◆ **PROBLEM STATEMENT**: Give each entry back by retyping it exactly as written.

BEGIN LISTED ENTRIES

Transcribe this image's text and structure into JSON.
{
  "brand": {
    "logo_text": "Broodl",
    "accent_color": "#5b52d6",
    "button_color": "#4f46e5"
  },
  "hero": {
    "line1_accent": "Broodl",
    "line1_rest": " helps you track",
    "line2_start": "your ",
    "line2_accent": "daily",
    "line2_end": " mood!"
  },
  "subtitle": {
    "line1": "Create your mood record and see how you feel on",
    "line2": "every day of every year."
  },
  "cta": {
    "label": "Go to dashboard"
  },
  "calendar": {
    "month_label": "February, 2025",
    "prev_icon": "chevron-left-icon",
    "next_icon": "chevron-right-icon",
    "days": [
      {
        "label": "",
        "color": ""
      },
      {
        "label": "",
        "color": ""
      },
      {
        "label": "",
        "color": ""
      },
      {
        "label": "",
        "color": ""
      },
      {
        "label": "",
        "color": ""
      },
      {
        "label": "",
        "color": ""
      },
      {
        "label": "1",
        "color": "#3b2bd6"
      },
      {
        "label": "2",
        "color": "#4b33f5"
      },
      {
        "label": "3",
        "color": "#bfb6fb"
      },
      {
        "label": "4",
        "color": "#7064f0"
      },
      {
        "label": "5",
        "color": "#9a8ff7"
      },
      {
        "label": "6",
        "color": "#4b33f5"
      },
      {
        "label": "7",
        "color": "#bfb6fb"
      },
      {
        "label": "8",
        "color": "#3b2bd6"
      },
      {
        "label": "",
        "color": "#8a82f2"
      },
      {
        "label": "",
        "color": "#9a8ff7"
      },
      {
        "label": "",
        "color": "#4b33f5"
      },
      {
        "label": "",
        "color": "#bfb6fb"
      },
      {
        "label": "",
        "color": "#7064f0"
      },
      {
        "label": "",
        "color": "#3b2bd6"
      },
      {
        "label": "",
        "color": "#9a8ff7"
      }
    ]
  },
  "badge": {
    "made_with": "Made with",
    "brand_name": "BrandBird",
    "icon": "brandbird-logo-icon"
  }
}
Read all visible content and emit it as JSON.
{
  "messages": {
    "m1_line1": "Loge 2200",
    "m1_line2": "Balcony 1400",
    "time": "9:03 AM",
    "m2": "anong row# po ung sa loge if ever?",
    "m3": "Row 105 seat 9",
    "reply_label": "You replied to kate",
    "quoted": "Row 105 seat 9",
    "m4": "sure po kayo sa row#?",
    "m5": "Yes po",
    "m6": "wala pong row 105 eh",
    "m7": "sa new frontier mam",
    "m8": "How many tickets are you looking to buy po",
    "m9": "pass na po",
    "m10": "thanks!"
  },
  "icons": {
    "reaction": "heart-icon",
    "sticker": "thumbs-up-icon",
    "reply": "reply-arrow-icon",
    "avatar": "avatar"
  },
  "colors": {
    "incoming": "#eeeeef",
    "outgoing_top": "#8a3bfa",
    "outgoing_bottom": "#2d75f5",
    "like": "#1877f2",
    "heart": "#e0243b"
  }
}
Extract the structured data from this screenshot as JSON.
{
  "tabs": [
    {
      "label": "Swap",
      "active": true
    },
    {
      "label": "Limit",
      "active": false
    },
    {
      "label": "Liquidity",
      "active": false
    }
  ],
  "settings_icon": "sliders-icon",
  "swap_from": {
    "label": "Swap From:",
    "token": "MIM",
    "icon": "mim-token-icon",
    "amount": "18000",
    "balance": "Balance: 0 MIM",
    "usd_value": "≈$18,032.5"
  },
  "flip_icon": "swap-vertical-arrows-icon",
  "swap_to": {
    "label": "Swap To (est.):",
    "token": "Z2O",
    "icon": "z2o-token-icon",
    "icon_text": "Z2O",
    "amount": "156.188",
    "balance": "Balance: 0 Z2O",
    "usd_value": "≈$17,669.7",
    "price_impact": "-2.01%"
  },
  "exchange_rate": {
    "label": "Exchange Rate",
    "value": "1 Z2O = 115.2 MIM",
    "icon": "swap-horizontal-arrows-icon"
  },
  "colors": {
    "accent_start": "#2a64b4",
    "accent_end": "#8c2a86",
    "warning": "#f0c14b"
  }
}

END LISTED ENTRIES

◆ **RESULT OF THE EXERCISE**:
Transcribe this image's text and structure into JSON.
{
  "brand": {
    "logo_text": "Broodl",
    "accent_color": "#5b52d6",
    "button_color": "#4f46e5"
  },
  "hero": {
    "line1_accent": "Broodl",
    "line1_rest": " helps you track",
    "line2_start": "your ",
    "line2_accent": "daily",
    "line2_end": " mood!"
  },
  "subtitle": {
    "line1": "Create your mood record and see how you feel on",
    "line2": "every day of every year."
  },
  "cta": {
    "label": "Go to dashboard"
  },
  "calendar": {
    "month_label": "February, 2025",
    "prev_icon": "chevron-left-icon",
    "next_icon": "chevron-right-icon",
    "days": [
      {
        "label": "",
        "color": ""
      },
      {
        "label": "",
        "color": ""
      },
      {
        "label": "",
        "color": ""
      },
      {
        "label": "",
        "color": ""
      },
      {
        "label": "",
        "color": ""
      },
      {
        "label": "",
        "color": ""
      },
      {
        "label": "1",
        "color": "#3b2bd6"
      },
      {
        "label": "2",
        "color": "#4b33f5"
      },
      {
        "label": "3",
        "color": "#bfb6fb"
      },
      {
        "label": "4",
        "color": "#7064f0"
      },
      {
        "label": "5",
        "color": "#9a8ff7"
      },
      {
        "label": "6",
        "color": "#4b33f5"
      },
      {
        "label": "7",
        "color": "#bfb6fb"
      },
      {
        "label": "8",
        "color": "#3b2bd6"
      },
      {
        "label": "",
        "color": "#8a82f2"
      },
      {
        "label": "",
        "color": "#9a8ff7"
      },
      {
        "label": "",
        "color": "#4b33f5"
      },
      {
        "label": "",
        "color": "#bfb6fb"
      },
      {
        "label": "",
        "color": "#7064f0"
      },
      {
        "label": "",
        "color": "#3b2bd6"
      },
      {
        "label": "",
        "color": "#9a8ff7"
      }
    ]
  },
  "badge": {
    "made_with": "Made with",
    "brand_name": "BrandBird",
    "icon": "brandbird-logo-icon"
  }
}
Read all visible content and emit it as JSON.
{
  "messages": {
    "m1_line1": "Loge 2200",
    "m1_line2": "Balcony 1400",
    "time": "9:03 AM",
    "m2": "anong row# po ung sa loge if ever?",
    "m3": "Row 105 seat 9",
    "reply_label": "You replied to kate",
    "quoted": "Row 105 seat 9",
    "m4": "sure po kayo sa row#?",
    "m5": "Yes po",
    "m6": "wala pong row 105 eh",
    "m7": "sa new frontier mam",
    "m8": "How many tickets are you looking to buy po",
    "m9": "pass na po",
    "m10": "thanks!"
  },
  "icons": {
    "reaction": "heart-icon",
    "sticker": "thumbs-up-icon",
    "reply": "reply-arrow-icon",
    "avatar": "avatar"
  },
  "colors": {
    "incoming": "#eeeeef",
    "outgoing_top": "#8a3bfa",
    "outgoing_bottom": "#2d75f5",
    "like": "#1877f2",
    "heart": "#e0243b"
  }
}
Extract the structured data from this screenshot as JSON.
{
  "tabs": [
    {
      "label": "Swap",
      "active": true
    },
    {
      "label": "Limit",
      "active": false
    },
    {
      "label": "Liquidity",
      "active": false
    }
  ],
  "settings_icon": "sliders-icon",
  "swap_from": {
    "label": "Swap From:",
    "token": "MIM",
    "icon": "mim-token-icon",
    "amount": "18000",
    "balance": "Balance: 0 MIM",
    "usd_value": "≈$18,032.5"
  },
  "flip_icon": "swap-vertical-arrows-icon",
  "swap_to": {
    "label": "Swap To (est.):",
    "token": "Z2O",
    "icon": "z2o-token-icon",
    "icon_text": "Z2O",
    "amount": "156.188",
    "balance": "Balance: 0 Z2O",
    "usd_value": "≈$17,669.7",
    "price_impact": "-2.01%"
  },
  "exchange_rate": {
    "label": "Exchange Rate",
    "value": "1 Z2O = 115.2 MIM",
    "icon": "swap-horizontal-arrows-icon"
  },
  "colors": {
    "accent_start": "#2a64b4",
    "accent_end": "#8c2a86",
    "warning": "#f0c14b"
  }
}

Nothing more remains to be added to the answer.